### Task details
Although the entries contain pictures, return everything else in them verbatim and omit the pictures.

### Given information
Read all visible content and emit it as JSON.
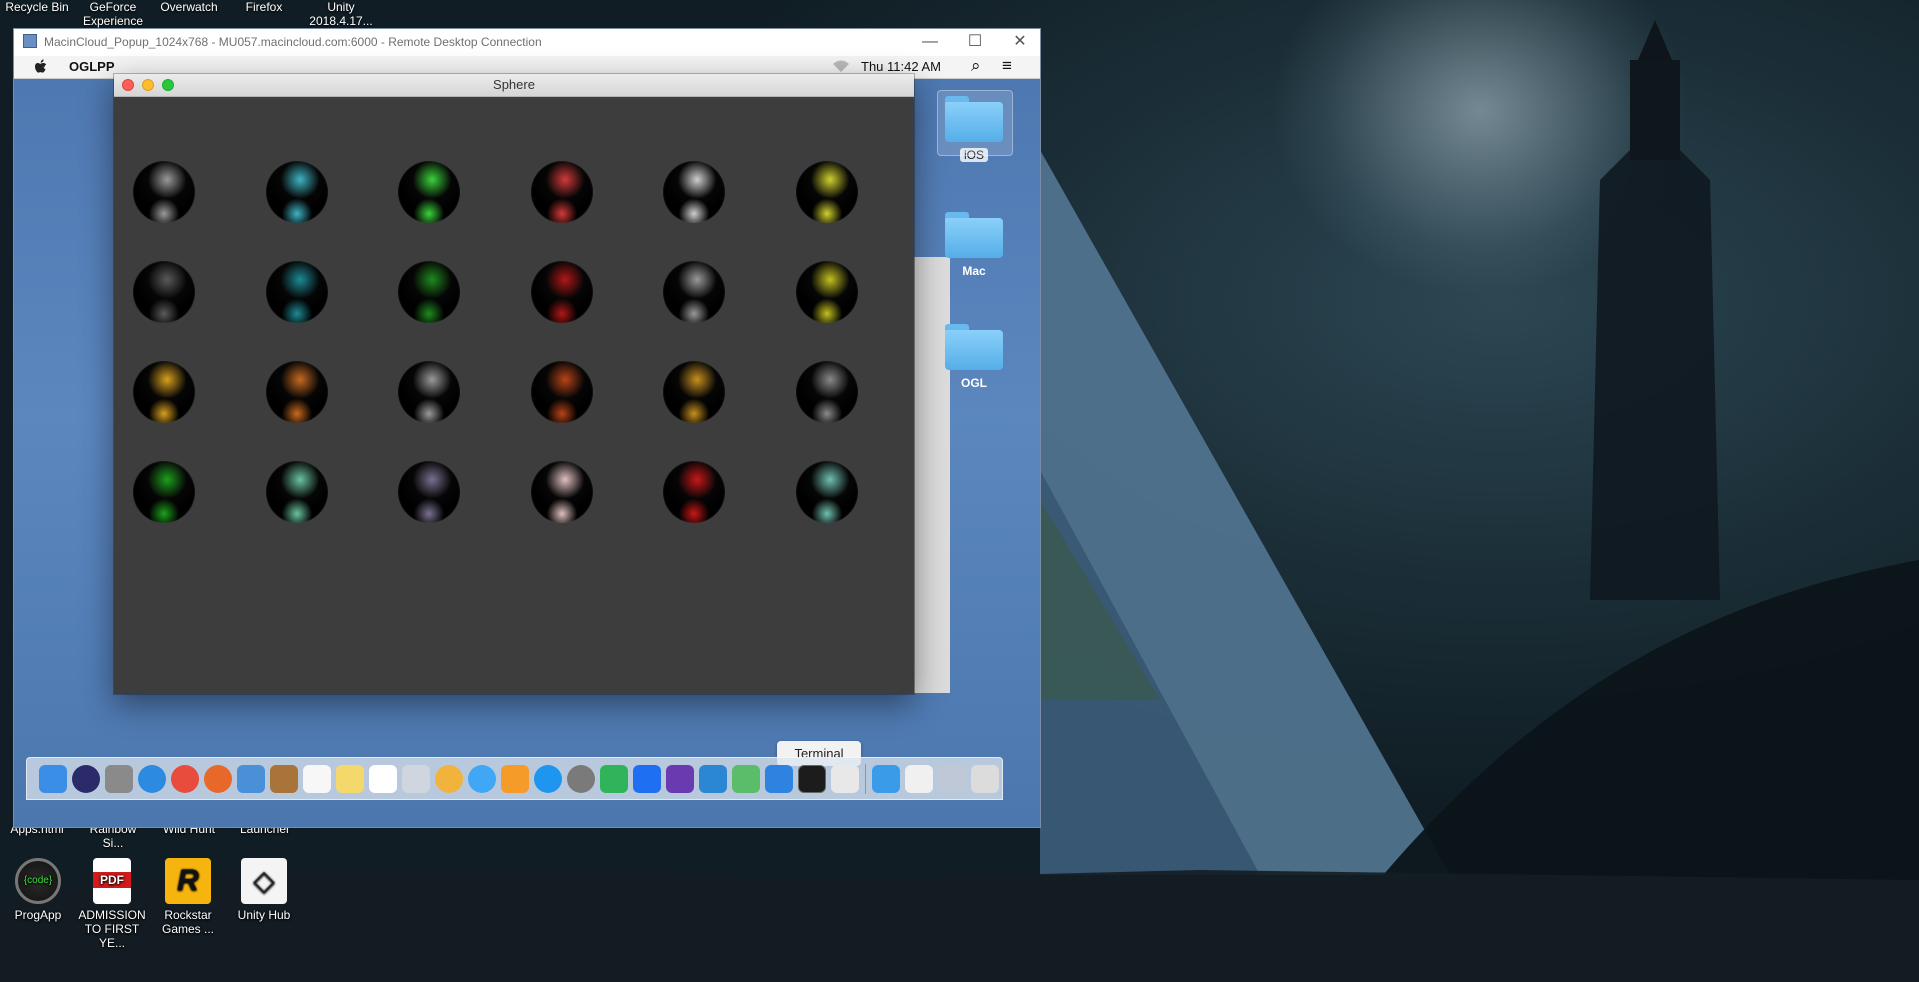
{
  "desktop": {
    "top_icons": [
      {
        "label": "Recycle Bin"
      },
      {
        "label": "GeForce Experience"
      },
      {
        "label": "Overwatch"
      },
      {
        "label": "Firefox"
      },
      {
        "label": "Unity 2018.4.17..."
      }
    ],
    "mid_labels": [
      {
        "label": "Apps.html"
      },
      {
        "label": "Rainbow Si..."
      },
      {
        "label": "Wild Hunt"
      },
      {
        "label": "Launcher"
      }
    ],
    "bottom_icons": [
      {
        "label": "ProgApp",
        "glyph": "{code}"
      },
      {
        "label": "ADMISSION TO FIRST YE...",
        "glyph": "PDF"
      },
      {
        "label": "Rockstar Games ...",
        "glyph": "R"
      },
      {
        "label": "Unity Hub",
        "glyph": "◇"
      }
    ]
  },
  "rdc_window": {
    "title": "MacinCloud_Popup_1024x768 - MU057.macincloud.com:6000 - Remote Desktop Connection",
    "minimize": "—",
    "maximize": "☐",
    "close": "✕"
  },
  "mac_menubar": {
    "apple": "",
    "app_name": "OGLPP",
    "clock": "Thu 11:42 AM",
    "search_icon": "⌕",
    "list_icon": "≡"
  },
  "sphere_window": {
    "title": "Sphere",
    "sphere_colors": [
      [
        "#9a9a9a",
        "#3fb4c4",
        "#3bd23b",
        "#d23a3a",
        "#cfcfcf",
        "#d0d030"
      ],
      [
        "#5a5a5a",
        "#1e8a95",
        "#1f8a1f",
        "#b01818",
        "#9a9a9a",
        "#c4c020"
      ],
      [
        "#d8a020",
        "#c86a20",
        "#9a9a9a",
        "#b84418",
        "#c89020",
        "#8a8a8a"
      ],
      [
        "#1ea01e",
        "#6ac4a0",
        "#7a7090",
        "#e0c0c0",
        "#c81818",
        "#70c0b0"
      ]
    ]
  },
  "folders": [
    {
      "label": "iOS"
    },
    {
      "label": "Mac"
    },
    {
      "label": "OGL"
    }
  ],
  "dock": {
    "tooltip": "Terminal",
    "icon_names": [
      "finder",
      "siri",
      "launchpad",
      "safari",
      "chrome",
      "firefox",
      "preview",
      "notebook",
      "calendar",
      "notes",
      "reminders",
      "files",
      "photos",
      "messages",
      "ibooks",
      "app-store",
      "system-preferences",
      "evernote",
      "dropbox",
      "visual-studio",
      "vscode",
      "android-studio",
      "xcode",
      "terminal",
      "textedit",
      "downloads-stack",
      "documents-stack",
      "migration",
      "trash"
    ],
    "icon_colors": [
      "#3a8ee6",
      "#2b2b6a",
      "#8a8a8a",
      "#2c8ae0",
      "#e84c3d",
      "#e8682a",
      "#4a90d9",
      "#a8743a",
      "#f7f7f7",
      "#f5d86b",
      "#ffffff",
      "#cfd6df",
      "#f2b33d",
      "#3fa7f5",
      "#f59b2a",
      "#1e96f0",
      "#7a7a7a",
      "#2fb45a",
      "#1f6ff2",
      "#6a3bb0",
      "#2b86d4",
      "#5bbd6a",
      "#2f83e0",
      "#1c1c1c",
      "#e8e8e8",
      "#3a9ce8",
      "#f0f0f0",
      "#bfc8d6",
      "#dcdcdc"
    ]
  }
}
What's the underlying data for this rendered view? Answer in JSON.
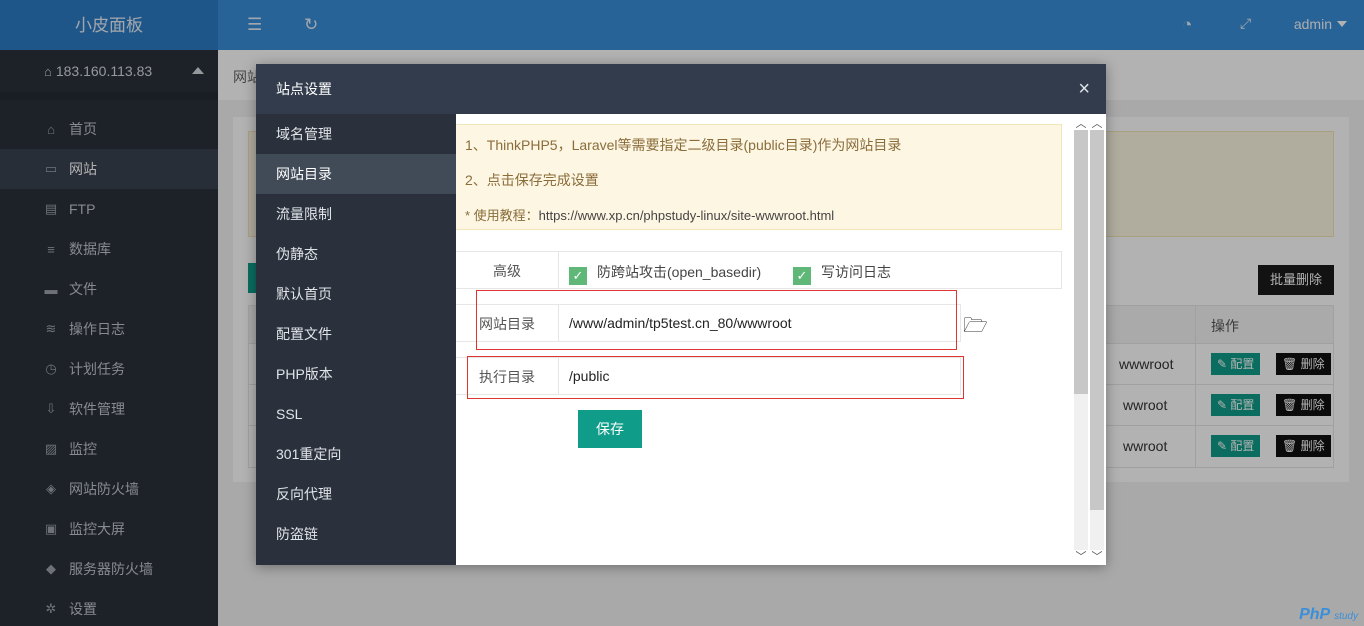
{
  "sidebar": {
    "brand": "小皮面板",
    "server": "183.160.113.83",
    "items": [
      {
        "label": "首页",
        "icon": "⌂"
      },
      {
        "label": "网站",
        "icon": "▭"
      },
      {
        "label": "FTP",
        "icon": "▤"
      },
      {
        "label": "数据库",
        "icon": "≡"
      },
      {
        "label": "文件",
        "icon": "▬"
      },
      {
        "label": "操作日志",
        "icon": "≋"
      },
      {
        "label": "计划任务",
        "icon": "◷"
      },
      {
        "label": "软件管理",
        "icon": "⇩"
      },
      {
        "label": "监控",
        "icon": "▨"
      },
      {
        "label": "网站防火墙",
        "icon": "◈"
      },
      {
        "label": "监控大屏",
        "icon": "▣"
      },
      {
        "label": "服务器防火墙",
        "icon": "◆"
      },
      {
        "label": "设置",
        "icon": "✲"
      }
    ]
  },
  "topbar": {
    "user": "admin"
  },
  "background": {
    "breadcrumb": "网站",
    "batch_delete": "批量删除",
    "ops_header": "操作",
    "rows": [
      {
        "path": "wwwroot",
        "config": "✎ 配置",
        "delete": "🗑 删除"
      },
      {
        "path": "wwroot",
        "config": "✎ 配置",
        "delete": "🗑 删除"
      },
      {
        "path": "wwroot",
        "config": "✎ 配置",
        "delete": "🗑 删除"
      }
    ]
  },
  "modal": {
    "title": "站点设置",
    "close": "×",
    "nav": [
      "域名管理",
      "网站目录",
      "流量限制",
      "伪静态",
      "默认首页",
      "配置文件",
      "PHP版本",
      "SSL",
      "301重定向",
      "反向代理",
      "防盗链"
    ],
    "tips": {
      "line1": "1、ThinkPHP5，Laravel等需要指定二级目录(public目录)作为网站目录",
      "line2": "2、点击保存完成设置",
      "line3_prefix": "* 使用教程：",
      "line3_link": "https://www.xp.cn/phpstudy-linux/site-wwwroot.html"
    },
    "advanced": {
      "label": "高级",
      "option1": "防跨站攻击(open_basedir)",
      "option2": "写访问日志"
    },
    "site_dir": {
      "label": "网站目录",
      "value": "/www/admin/tp5test.cn_80/wwwroot"
    },
    "run_dir": {
      "label": "执行目录",
      "value": "/public"
    },
    "save": "保存"
  },
  "watermark": {
    "main": "PhP",
    "sub": "study"
  }
}
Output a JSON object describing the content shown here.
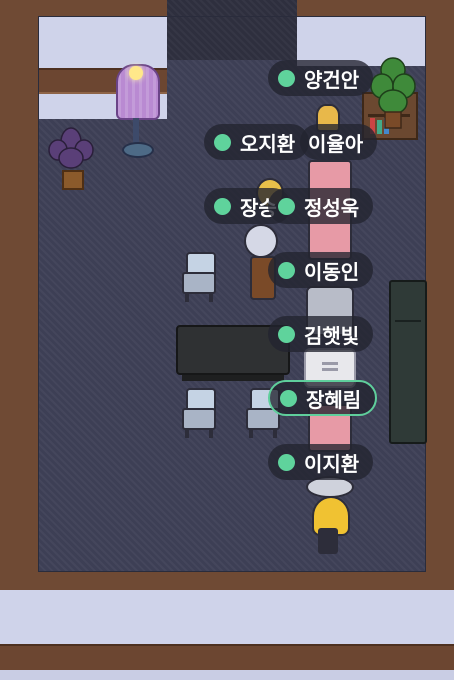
{
  "players": [
    {
      "name": "양건안"
    },
    {
      "name": "오지환"
    },
    {
      "name": "이율아"
    },
    {
      "name": "장승"
    },
    {
      "name": "정성욱"
    },
    {
      "name": "이동인"
    },
    {
      "name": "김햇빛"
    },
    {
      "name": "장혜림",
      "active": true
    },
    {
      "name": "이지환"
    }
  ],
  "colors": {
    "online_dot": "#5fd39c",
    "active_outline": "#5fcf9c",
    "floor": "#3d3f55",
    "wall": "#cfd3ea"
  }
}
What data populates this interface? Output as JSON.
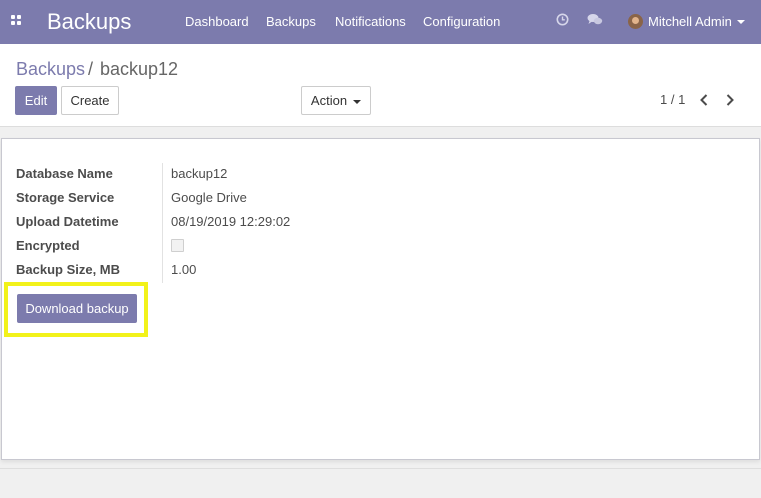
{
  "navbar": {
    "app_title": "Backups",
    "menu": [
      "Dashboard",
      "Backups",
      "Notifications",
      "Configuration"
    ],
    "icons": {
      "apps": "apps-grid-icon",
      "activity": "clock-icon",
      "discuss": "chat-bubbles-icon"
    },
    "user_name": "Mitchell Admin"
  },
  "breadcrumb": {
    "root": "Backups",
    "separator": "/",
    "current": "backup12"
  },
  "buttons": {
    "edit": "Edit",
    "create": "Create",
    "action": "Action"
  },
  "pager": {
    "value": "1 / 1"
  },
  "form": {
    "fields": [
      {
        "label": "Database Name",
        "value": "backup12"
      },
      {
        "label": "Storage Service",
        "value": "Google Drive"
      },
      {
        "label": "Upload Datetime",
        "value": "08/19/2019 12:29:02"
      },
      {
        "label": "Encrypted",
        "value": false
      },
      {
        "label": "Backup Size, MB",
        "value": "1.00"
      }
    ],
    "download_button": "Download backup"
  },
  "colors": {
    "brand": "#7c7bad",
    "highlight": "#f2f21a"
  }
}
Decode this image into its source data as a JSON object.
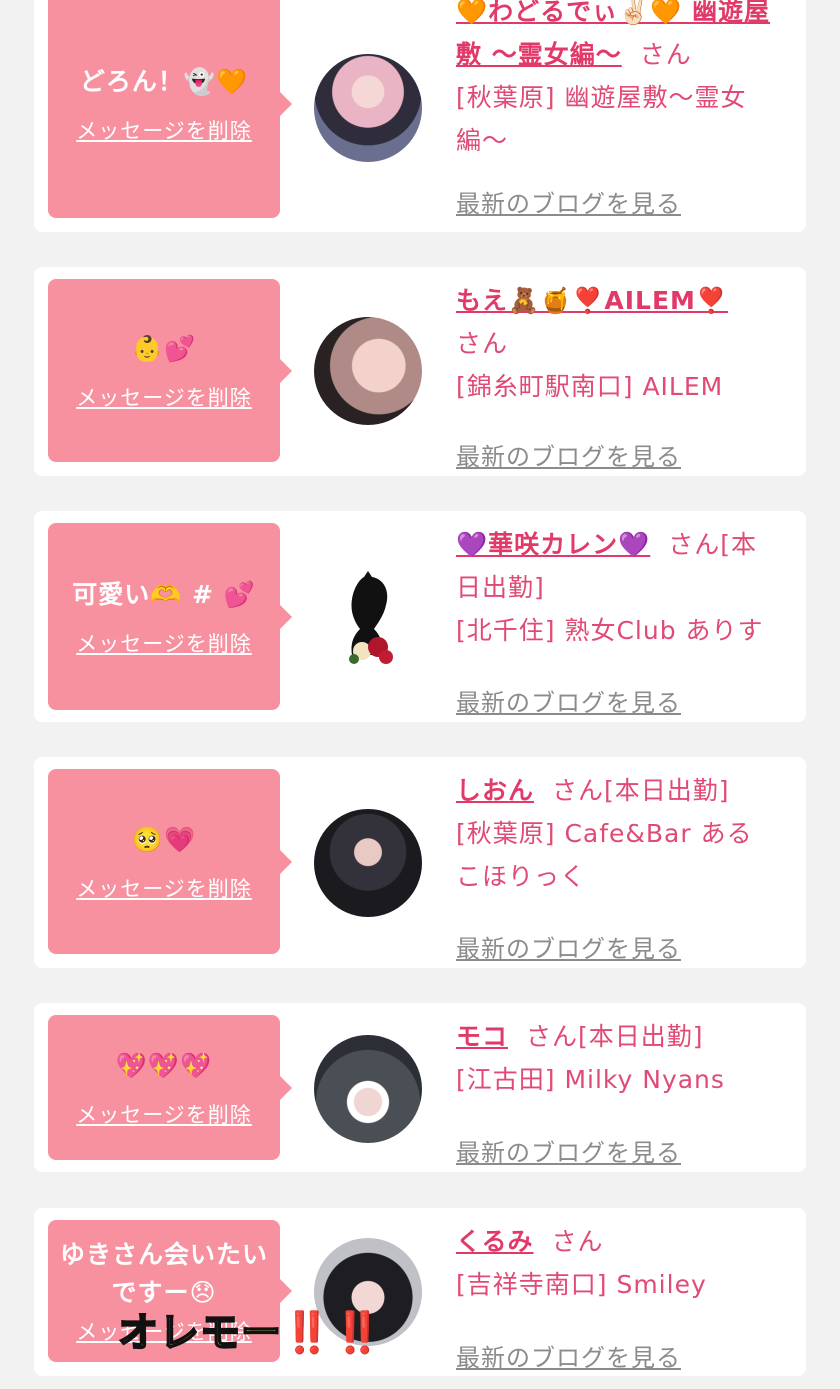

### Expected answer
Read all visible content and emit it as JSON.
{
  "desktop": {
    "top_icons": [
      {
        "label": "Recycle Bin"
      },
      {
        "label": "GeForce Experience"
      },
      {
        "label": "Overwatch"
      },
      {
        "label": "Firefox"
      },
      {
        "label": "Unity 2018.4.17..."
      }
    ],
    "mid_labels": [
      {
        "label": "Apps.html"
      },
      {
        "label": "Rainbow Si..."
      },
      {
        "label": "Wild Hunt"
      },
      {
        "label": "Launcher"
      }
    ],
    "bottom_icons": [
      {
        "label": "ProgApp",
        "glyph": "{code}"
      },
      {
        "label": "ADMISSION TO FIRST YE...",
        "glyph": "PDF"
      },
      {
        "label": "Rockstar Games ...",
        "glyph": "R"
      },
      {
        "label": "Unity Hub",
        "glyph": "◇"
      }
    ]
  },
  "rdc_window": {
    "title": "MacinCloud_Popup_1024x768 - MU057.macincloud.com:6000 - Remote Desktop Connection",
    "minimize": "—",
    "maximize": "☐",
    "close": "✕"
  },
  "mac_menubar": {
    "apple": "",
    "app_name": "OGLPP",
    "clock": "Thu 11:42 AM",
    "search_icon": "⌕",
    "list_icon": "≡"
  },
  "sphere_window": {
    "title": "Sphere",
    "sphere_colors": [
      [
        "#9a9a9a",
        "#3fb4c4",
        "#3bd23b",
        "#d23a3a",
        "#cfcfcf",
        "#d0d030"
      ],
      [
        "#5a5a5a",
        "#1e8a95",
        "#1f8a1f",
        "#b01818",
        "#9a9a9a",
        "#c4c020"
      ],
      [
        "#d8a020",
        "#c86a20",
        "#9a9a9a",
        "#b84418",
        "#c89020",
        "#8a8a8a"
      ],
      [
        "#1ea01e",
        "#6ac4a0",
        "#7a7090",
        "#e0c0c0",
        "#c81818",
        "#70c0b0"
      ]
    ]
  },
  "folders": [
    {
      "label": "iOS"
    },
    {
      "label": "Mac"
    },
    {
      "label": "OGL"
    }
  ],
  "dock": {
    "tooltip": "Terminal",
    "icon_names": [
      "finder",
      "siri",
      "launchpad",
      "safari",
      "chrome",
      "firefox",
      "preview",
      "notebook",
      "calendar",
      "notes",
      "reminders",
      "files",
      "photos",
      "messages",
      "ibooks",
      "app-store",
      "system-preferences",
      "evernote",
      "dropbox",
      "visual-studio",
      "vscode",
      "android-studio",
      "xcode",
      "terminal",
      "textedit",
      "downloads-stack",
      "documents-stack",
      "migration",
      "trash"
    ],
    "icon_colors": [
      "#3a8ee6",
      "#2b2b6a",
      "#8a8a8a",
      "#2c8ae0",
      "#e84c3d",
      "#e8682a",
      "#4a90d9",
      "#a8743a",
      "#f7f7f7",
      "#f5d86b",
      "#ffffff",
      "#cfd6df",
      "#f2b33d",
      "#3fa7f5",
      "#f59b2a",
      "#1e96f0",
      "#7a7a7a",
      "#2fb45a",
      "#1f6ff2",
      "#6a3bb0",
      "#2b86d4",
      "#5bbd6a",
      "#2f83e0",
      "#1c1c1c",
      "#e8e8e8",
      "#3a9ce8",
      "#f0f0f0",
      "#bfc8d6",
      "#dcdcdc"
    ]
  }
}
What's the underlying data for this rendered view? Answer in JSON.
{
  "sidebar": {
    "brand": "小皮面板",
    "server": "183.160.113.83",
    "items": [
      {
        "label": "首页",
        "icon": "⌂"
      },
      {
        "label": "网站",
        "icon": "▭"
      },
      {
        "label": "FTP",
        "icon": "▤"
      },
      {
        "label": "数据库",
        "icon": "≡"
      },
      {
        "label": "文件",
        "icon": "▬"
      },
      {
        "label": "操作日志",
        "icon": "≋"
      },
      {
        "label": "计划任务",
        "icon": "◷"
      },
      {
        "label": "软件管理",
        "icon": "⇩"
      },
      {
        "label": "监控",
        "icon": "▨"
      },
      {
        "label": "网站防火墙",
        "icon": "◈"
      },
      {
        "label": "监控大屏",
        "icon": "▣"
      },
      {
        "label": "服务器防火墙",
        "icon": "◆"
      },
      {
        "label": "设置",
        "icon": "✲"
      }
    ]
  },
  "topbar": {
    "user": "admin"
  },
  "background": {
    "breadcrumb": "网站",
    "batch_delete": "批量删除",
    "ops_header": "操作",
    "rows": [
      {
        "path": "wwwroot",
        "config": "✎ 配置",
        "delete": "🗑 删除"
      },
      {
        "path": "wwroot",
        "config": "✎ 配置",
        "delete": "🗑 删除"
      },
      {
        "path": "wwroot",
        "config": "✎ 配置",
        "delete": "🗑 删除"
      }
    ]
  },
  "modal": {
    "title": "站点设置",
    "close": "×",
    "nav": [
      "域名管理",
      "网站目录",
      "流量限制",
      "伪静态",
      "默认首页",
      "配置文件",
      "PHP版本",
      "SSL",
      "301重定向",
      "反向代理",
      "防盗链"
    ],
    "tips": {
      "line1": "1、ThinkPHP5，Laravel等需要指定二级目录(public目录)作为网站目录",
      "line2": "2、点击保存完成设置",
      "line3_prefix": "* 使用教程：",
      "line3_link": "https://www.xp.cn/phpstudy-linux/site-wwwroot.html"
    },
    "advanced": {
      "label": "高级",
      "option1": "防跨站攻击(open_basedir)",
      "option2": "写访问日志"
    },
    "site_dir": {
      "label": "网站目录",
      "value": "/www/admin/tp5test.cn_80/wwwroot"
    },
    "run_dir": {
      "label": "执行目录",
      "value": "/public"
    },
    "save": "保存"
  },
  "watermark": {
    "main": "PhP",
    "sub": "study"
  }
}
Output a JSON object describing the content shown here.
{
  "players": [
    {
      "name": "양건안"
    },
    {
      "name": "오지환"
    },
    {
      "name": "이율아"
    },
    {
      "name": "장승"
    },
    {
      "name": "정성욱"
    },
    {
      "name": "이동인"
    },
    {
      "name": "김햇빛"
    },
    {
      "name": "장혜림",
      "active": true
    },
    {
      "name": "이지환"
    }
  ],
  "colors": {
    "online_dot": "#5fd39c",
    "active_outline": "#5fcf9c",
    "floor": "#3d3f55",
    "wall": "#cfd3ea"
  }
}
What data populates this interface? Output as JSON.
{
  "navbar": {
    "app_title": "Backups",
    "menu": [
      "Dashboard",
      "Backups",
      "Notifications",
      "Configuration"
    ],
    "icons": {
      "apps": "apps-grid-icon",
      "activity": "clock-icon",
      "discuss": "chat-bubbles-icon"
    },
    "user_name": "Mitchell Admin"
  },
  "breadcrumb": {
    "root": "Backups",
    "separator": "/",
    "current": "backup12"
  },
  "buttons": {
    "edit": "Edit",
    "create": "Create",
    "action": "Action"
  },
  "pager": {
    "value": "1 / 1"
  },
  "form": {
    "fields": [
      {
        "label": "Database Name",
        "value": "backup12"
      },
      {
        "label": "Storage Service",
        "value": "Google Drive"
      },
      {
        "label": "Upload Datetime",
        "value": "08/19/2019 12:29:02"
      },
      {
        "label": "Encrypted",
        "value": false
      },
      {
        "label": "Backup Size, MB",
        "value": "1.00"
      }
    ],
    "download_button": "Download backup"
  },
  "colors": {
    "brand": "#7c7bad",
    "highlight": "#f2f21a"
  }
}
Decode this image into its source data as a JSON object.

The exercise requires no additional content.